Data records: Begin

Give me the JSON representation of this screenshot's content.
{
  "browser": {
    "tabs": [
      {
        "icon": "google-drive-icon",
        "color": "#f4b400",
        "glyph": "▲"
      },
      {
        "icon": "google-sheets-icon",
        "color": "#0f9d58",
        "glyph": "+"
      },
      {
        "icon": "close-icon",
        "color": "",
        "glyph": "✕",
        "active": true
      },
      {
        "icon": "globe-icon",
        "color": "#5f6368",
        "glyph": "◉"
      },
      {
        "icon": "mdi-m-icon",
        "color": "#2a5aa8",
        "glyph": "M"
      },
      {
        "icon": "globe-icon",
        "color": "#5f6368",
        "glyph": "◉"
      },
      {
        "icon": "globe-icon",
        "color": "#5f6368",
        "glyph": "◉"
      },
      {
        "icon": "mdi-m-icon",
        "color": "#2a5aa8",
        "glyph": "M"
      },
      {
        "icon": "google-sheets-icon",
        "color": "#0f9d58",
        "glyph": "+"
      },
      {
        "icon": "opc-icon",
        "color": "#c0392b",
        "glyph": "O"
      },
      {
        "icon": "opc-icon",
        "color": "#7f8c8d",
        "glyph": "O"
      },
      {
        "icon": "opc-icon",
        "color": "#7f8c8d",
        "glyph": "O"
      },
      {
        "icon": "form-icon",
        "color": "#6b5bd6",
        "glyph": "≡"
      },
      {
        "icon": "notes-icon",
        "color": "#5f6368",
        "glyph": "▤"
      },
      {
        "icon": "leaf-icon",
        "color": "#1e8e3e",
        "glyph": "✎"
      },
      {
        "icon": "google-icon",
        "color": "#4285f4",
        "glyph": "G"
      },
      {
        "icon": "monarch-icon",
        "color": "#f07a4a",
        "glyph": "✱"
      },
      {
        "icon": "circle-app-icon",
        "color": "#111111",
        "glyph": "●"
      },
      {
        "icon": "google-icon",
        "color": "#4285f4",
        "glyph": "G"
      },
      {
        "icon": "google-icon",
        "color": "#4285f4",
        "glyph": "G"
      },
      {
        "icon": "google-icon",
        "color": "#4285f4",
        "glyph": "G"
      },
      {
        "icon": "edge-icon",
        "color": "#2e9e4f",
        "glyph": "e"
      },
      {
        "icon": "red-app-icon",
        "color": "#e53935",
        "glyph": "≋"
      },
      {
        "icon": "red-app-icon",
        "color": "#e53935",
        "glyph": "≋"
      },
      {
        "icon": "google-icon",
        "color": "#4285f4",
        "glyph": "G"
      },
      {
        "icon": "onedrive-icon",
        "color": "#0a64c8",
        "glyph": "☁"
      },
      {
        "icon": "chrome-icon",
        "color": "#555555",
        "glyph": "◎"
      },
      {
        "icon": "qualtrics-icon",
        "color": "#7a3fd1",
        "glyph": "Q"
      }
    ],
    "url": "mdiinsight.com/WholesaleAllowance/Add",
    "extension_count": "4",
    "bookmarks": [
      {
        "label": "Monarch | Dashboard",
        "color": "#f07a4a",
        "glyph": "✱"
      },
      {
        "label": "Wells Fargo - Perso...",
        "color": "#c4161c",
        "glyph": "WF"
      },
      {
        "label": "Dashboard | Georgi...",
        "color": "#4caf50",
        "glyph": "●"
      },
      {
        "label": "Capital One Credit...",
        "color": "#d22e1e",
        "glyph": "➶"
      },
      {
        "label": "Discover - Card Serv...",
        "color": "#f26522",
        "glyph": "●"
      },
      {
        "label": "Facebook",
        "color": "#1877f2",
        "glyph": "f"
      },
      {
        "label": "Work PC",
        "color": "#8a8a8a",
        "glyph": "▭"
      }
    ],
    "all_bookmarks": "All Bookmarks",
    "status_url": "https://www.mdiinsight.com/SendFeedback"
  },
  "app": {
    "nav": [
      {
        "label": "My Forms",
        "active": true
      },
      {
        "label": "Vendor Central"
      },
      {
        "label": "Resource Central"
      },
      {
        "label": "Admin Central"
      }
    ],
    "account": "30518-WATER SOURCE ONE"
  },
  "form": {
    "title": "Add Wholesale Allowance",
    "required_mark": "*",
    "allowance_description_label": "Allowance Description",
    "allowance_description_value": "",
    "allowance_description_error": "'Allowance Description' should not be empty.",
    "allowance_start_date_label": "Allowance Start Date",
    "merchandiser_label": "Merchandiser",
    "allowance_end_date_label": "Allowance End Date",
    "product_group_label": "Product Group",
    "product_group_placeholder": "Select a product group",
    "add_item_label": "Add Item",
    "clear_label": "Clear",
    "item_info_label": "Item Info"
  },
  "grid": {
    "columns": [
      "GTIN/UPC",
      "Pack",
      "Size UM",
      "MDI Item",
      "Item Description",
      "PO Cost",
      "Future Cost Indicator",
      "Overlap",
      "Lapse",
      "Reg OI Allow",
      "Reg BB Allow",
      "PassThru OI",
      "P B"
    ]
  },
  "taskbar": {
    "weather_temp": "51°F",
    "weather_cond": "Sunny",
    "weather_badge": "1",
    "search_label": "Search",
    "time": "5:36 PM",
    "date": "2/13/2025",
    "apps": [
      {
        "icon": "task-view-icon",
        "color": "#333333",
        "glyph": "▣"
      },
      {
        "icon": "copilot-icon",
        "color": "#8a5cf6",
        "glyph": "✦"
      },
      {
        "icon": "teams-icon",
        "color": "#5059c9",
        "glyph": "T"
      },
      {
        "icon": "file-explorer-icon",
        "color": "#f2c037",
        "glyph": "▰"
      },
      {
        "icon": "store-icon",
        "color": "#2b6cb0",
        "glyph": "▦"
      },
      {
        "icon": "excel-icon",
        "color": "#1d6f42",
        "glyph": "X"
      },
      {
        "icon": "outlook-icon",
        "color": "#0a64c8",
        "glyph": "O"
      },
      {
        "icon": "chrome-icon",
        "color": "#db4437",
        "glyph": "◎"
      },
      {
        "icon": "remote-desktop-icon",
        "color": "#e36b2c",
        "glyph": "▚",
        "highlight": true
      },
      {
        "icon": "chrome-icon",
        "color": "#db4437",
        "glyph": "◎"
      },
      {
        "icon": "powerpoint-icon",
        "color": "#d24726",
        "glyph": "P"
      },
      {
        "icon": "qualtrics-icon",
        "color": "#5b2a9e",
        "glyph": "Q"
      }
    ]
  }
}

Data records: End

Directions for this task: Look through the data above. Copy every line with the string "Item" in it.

Response box:
    "add_item_label": "Add Item",
    "item_info_label": "Item Info"
      "MDI Item",
      "Item Description",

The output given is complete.